The US congressional hearing is both reassuring and distressing. It is comforting to see that the murder, pillage and strangulation in Balochistan have now been able to attract attention, even if only outside the country. The only worrying aspect is because it was a ‘US’ congressional hearing, those stubborn or malicious enough to deny the evidence and findings need no more than to say it was conducted by the US and then go off on a tangent about half baked notions of imperialism and sovereignty, unfortunate and silly, but such are the times and the place that we live in. Although the hearing did not and realistically could not propose a strategy or a solution, it did bring to light that violence and oppression is not sustainable for long, Balochistan is no longer the black hole our establishment believed it to be. In essence what was always in front of our nose has been shoved right in our face, making it ethically impossible to miss it now.
To say that murder and even rape in Balochistan does not have the same sting in our national conversation as the same things happening in Lahore or Islamabad is an understatement to the point of saying almost nothing at all. The gulf is fantastic, having almost surreal proportions. The congressional hearing had one unavoidable background question i.e. do the Baloch have a right to self determination. The question is not new, yet meticulous care is exercised to evade or at the very least substantially water it down to an insinuation. The lengths that people would go to avoid the mere mention of this question is outstanding. One phrase that we do not hear in our discourse is “the Baloch struggle for freedom”, admittedly an arresting expression. Complete self-determination is a largely empirical question contingent upon ethnic diversity, history and geography. I have neither the expertise nor is the question susceptible to be answered in an opinion piece. Yet why is the discussion not taking place in Pakistan. It is probably because even those who are vocally opposed to the outright use of force and terror find at least one possible answer to the question of self-determination almost too grim to contemplate.
The demolition of human rights in Balochistan and the crushing repression cannot be ascribed to caprice. If one is able to get passed the sheer cynicism of the situation, there is a brute fact to be confronted, that being that it is very principled, the principle being preserving the integrity of Pakistan. What remains unclear is the cost that we are willing to incur or more accurately wreak to ensure this preserving. It is a tragedy in both the historical senses of the word. The Greek connotation of tragedy is one where a protagonist possesses a fatal flaw, whereas Hegel believed it be a conflict of two competing rights. The tragic flaw here is a passionate yet mindless adherence to the national ideology, disregarding the pain being suffered and inflicted. The two competing rights are the maintenance of a pretense of national solidity and the right of a people to govern them. In both these interpretations, the perpetrators of the violence in Balochistan, which mind you is inching towards genocide every day, are at peace with themselves, since they are doing it for a higher imperative. This contentment while committing murder reminds one of Jean Martin Charcot, a teacher of Freud who once in clinical description of neurosis famously used the phrase “le beau calme de l’hysterique” (The beautiful calm of the hysteric).

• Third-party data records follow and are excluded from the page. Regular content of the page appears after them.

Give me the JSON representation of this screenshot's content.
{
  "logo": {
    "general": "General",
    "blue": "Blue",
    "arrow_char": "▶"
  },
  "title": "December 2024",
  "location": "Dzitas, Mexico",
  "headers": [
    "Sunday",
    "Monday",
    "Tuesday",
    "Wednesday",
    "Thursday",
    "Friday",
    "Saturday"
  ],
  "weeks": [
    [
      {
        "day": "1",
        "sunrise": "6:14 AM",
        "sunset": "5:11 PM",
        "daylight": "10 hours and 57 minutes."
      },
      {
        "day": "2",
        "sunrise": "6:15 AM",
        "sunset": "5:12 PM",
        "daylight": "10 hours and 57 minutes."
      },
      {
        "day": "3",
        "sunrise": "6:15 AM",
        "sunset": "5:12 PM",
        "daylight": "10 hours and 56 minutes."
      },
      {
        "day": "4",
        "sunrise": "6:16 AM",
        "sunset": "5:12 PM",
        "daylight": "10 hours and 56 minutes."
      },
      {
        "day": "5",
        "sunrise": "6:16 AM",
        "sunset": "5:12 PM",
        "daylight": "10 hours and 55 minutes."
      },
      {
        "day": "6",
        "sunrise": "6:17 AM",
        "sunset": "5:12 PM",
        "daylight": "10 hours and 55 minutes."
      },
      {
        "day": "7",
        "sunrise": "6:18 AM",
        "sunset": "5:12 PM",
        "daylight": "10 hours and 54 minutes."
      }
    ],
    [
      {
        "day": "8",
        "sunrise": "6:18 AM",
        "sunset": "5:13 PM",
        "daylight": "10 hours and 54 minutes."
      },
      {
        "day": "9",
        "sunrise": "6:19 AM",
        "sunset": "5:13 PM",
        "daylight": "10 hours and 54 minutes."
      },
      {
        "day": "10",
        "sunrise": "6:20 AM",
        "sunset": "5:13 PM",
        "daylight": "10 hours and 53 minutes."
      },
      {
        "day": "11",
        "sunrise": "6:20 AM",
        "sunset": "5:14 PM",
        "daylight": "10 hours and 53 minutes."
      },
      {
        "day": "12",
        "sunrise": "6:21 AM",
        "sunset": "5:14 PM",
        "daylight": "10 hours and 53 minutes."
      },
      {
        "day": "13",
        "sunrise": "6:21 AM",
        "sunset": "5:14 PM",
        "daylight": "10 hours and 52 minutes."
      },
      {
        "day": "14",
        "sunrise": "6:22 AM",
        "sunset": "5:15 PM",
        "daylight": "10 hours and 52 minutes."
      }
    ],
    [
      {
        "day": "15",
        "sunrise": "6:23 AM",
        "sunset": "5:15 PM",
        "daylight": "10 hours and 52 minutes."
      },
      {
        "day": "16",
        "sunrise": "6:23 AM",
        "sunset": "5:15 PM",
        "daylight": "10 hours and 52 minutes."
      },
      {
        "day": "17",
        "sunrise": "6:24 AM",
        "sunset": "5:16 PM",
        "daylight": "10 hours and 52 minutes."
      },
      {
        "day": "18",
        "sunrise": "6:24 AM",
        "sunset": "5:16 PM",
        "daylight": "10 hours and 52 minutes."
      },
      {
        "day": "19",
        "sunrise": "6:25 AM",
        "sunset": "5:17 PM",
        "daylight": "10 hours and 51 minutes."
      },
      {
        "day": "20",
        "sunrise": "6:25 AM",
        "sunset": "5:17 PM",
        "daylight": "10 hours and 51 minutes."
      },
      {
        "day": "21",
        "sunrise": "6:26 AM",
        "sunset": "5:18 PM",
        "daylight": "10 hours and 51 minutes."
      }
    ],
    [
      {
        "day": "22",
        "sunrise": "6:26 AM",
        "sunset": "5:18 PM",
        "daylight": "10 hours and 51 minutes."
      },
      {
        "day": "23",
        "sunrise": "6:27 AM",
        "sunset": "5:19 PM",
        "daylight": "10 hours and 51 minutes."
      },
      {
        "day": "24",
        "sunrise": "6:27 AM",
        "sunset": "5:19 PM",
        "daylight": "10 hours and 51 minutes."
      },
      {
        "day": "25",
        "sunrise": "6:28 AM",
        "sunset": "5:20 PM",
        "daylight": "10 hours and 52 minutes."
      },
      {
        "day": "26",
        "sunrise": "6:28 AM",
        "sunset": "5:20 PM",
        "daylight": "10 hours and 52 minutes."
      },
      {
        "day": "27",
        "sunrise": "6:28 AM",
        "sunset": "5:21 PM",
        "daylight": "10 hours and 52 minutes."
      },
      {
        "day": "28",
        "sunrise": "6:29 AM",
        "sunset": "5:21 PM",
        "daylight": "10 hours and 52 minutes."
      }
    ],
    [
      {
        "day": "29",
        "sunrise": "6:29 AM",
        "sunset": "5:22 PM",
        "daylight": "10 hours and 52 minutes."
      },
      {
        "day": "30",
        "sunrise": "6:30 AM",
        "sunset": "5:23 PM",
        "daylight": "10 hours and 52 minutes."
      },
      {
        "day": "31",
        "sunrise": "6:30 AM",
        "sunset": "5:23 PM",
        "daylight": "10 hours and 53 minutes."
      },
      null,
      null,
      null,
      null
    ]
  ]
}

The unwillingness to admit or consider the fact that in regards to Baluchistan we may have taken a wrong turn or perhaps were on the wrong road to begin with cannot be compensated for by travelling faster or more viciously. The question is fast becoming foreseeable, what moral position would one take if and when the largely state sponsored use of force became an obvious genocide or when the case for a humanitarian intervention became an arguably justified one. Fairly forbidding thoughts are they not. Yet that might be the price of ignorance or silence.
The situation in Balochistan is approaching with rapid pace, if it has not already reached the point where it makes a mockery of all armchair, generalist analysis. Is the situation still salvageable or redeemable? I don’t know. However there is a simple, though not easy way to find out. Talk to the Baloch, all of them. Violence and the threat of it by anyone, including Baloch nationalists should be condemned unequivocally. Yet I find it repellent that those who will get all mushy when advocating chatting up homicidal fanatics, murdering for the sake of murder, suddenly lose their zeal for the art of conversation when it comes to Baloch nationalist, even those who have taken up arms. There is one indispensible pre-requisite or condition for any such talk to materialise and certainly to achieve anything, which is acknowledging the utterly uncomfortable and unnerving possibility that they might not be successful and in that case we will be able to respect that.
Published in The Express Tribune, February 12th, 2012.